Start of RECORDS PROVIDED

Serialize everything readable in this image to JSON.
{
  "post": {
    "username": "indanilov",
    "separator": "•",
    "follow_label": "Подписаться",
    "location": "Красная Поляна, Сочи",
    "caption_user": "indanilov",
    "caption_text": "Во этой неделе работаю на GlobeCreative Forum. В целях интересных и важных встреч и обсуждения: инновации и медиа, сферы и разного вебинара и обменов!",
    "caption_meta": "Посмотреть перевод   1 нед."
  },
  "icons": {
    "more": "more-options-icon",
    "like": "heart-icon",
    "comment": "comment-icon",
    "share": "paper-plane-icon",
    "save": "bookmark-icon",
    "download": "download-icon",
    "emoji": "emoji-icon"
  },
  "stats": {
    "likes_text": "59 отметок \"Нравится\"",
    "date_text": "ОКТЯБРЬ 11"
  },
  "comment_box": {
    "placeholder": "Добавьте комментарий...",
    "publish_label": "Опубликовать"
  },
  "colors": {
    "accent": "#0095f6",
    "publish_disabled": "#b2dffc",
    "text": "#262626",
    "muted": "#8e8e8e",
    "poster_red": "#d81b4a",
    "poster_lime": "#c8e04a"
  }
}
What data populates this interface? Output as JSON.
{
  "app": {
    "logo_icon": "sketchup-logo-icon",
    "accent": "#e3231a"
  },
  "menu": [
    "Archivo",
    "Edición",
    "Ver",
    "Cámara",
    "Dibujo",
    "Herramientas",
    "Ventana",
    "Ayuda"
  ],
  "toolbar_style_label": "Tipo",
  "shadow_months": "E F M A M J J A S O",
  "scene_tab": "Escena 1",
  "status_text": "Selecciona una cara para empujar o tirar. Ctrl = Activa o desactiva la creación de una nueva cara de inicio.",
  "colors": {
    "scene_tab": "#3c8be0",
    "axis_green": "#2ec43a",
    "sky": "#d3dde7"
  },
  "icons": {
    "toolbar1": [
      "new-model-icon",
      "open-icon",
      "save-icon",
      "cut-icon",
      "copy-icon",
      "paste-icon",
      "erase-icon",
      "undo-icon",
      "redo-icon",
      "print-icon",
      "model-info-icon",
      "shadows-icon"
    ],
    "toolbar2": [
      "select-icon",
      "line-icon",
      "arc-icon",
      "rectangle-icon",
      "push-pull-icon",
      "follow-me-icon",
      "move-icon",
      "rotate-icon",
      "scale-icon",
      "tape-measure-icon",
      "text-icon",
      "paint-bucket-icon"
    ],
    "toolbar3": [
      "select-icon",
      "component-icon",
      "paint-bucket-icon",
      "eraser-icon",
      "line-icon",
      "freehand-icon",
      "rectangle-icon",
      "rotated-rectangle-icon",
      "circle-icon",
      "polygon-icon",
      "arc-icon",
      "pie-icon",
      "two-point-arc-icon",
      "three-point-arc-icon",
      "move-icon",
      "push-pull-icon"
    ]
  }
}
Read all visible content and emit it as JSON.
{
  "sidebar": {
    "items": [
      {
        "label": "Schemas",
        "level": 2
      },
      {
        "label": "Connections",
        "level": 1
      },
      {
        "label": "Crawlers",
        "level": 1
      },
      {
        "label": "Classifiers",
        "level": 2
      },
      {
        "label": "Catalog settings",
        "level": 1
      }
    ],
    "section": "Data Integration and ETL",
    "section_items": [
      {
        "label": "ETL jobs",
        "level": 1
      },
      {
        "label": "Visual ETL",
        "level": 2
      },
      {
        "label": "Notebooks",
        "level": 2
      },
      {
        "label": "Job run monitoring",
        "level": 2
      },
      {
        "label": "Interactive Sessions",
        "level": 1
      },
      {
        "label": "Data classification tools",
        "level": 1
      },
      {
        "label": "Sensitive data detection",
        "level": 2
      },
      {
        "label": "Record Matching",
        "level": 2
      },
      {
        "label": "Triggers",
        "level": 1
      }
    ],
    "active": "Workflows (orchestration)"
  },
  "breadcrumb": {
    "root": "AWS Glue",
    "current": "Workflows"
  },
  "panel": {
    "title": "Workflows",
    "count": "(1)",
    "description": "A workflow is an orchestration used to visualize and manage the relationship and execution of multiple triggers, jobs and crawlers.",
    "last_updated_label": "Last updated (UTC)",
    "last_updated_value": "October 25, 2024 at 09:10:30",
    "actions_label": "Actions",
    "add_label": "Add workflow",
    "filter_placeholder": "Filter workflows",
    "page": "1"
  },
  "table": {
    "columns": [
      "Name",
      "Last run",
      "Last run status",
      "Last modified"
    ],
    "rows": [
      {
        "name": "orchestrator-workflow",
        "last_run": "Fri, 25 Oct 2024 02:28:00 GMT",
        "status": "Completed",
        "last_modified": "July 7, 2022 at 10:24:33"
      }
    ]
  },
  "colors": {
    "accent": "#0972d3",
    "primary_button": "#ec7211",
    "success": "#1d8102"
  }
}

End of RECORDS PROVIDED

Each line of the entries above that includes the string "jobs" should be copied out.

### TASK SOLUTION
        "label": "ETL jobs",
    "description": "A workflow is an orchestration used to visualize and manage the relationship and execution of multiple triggers, jobs and crawlers.",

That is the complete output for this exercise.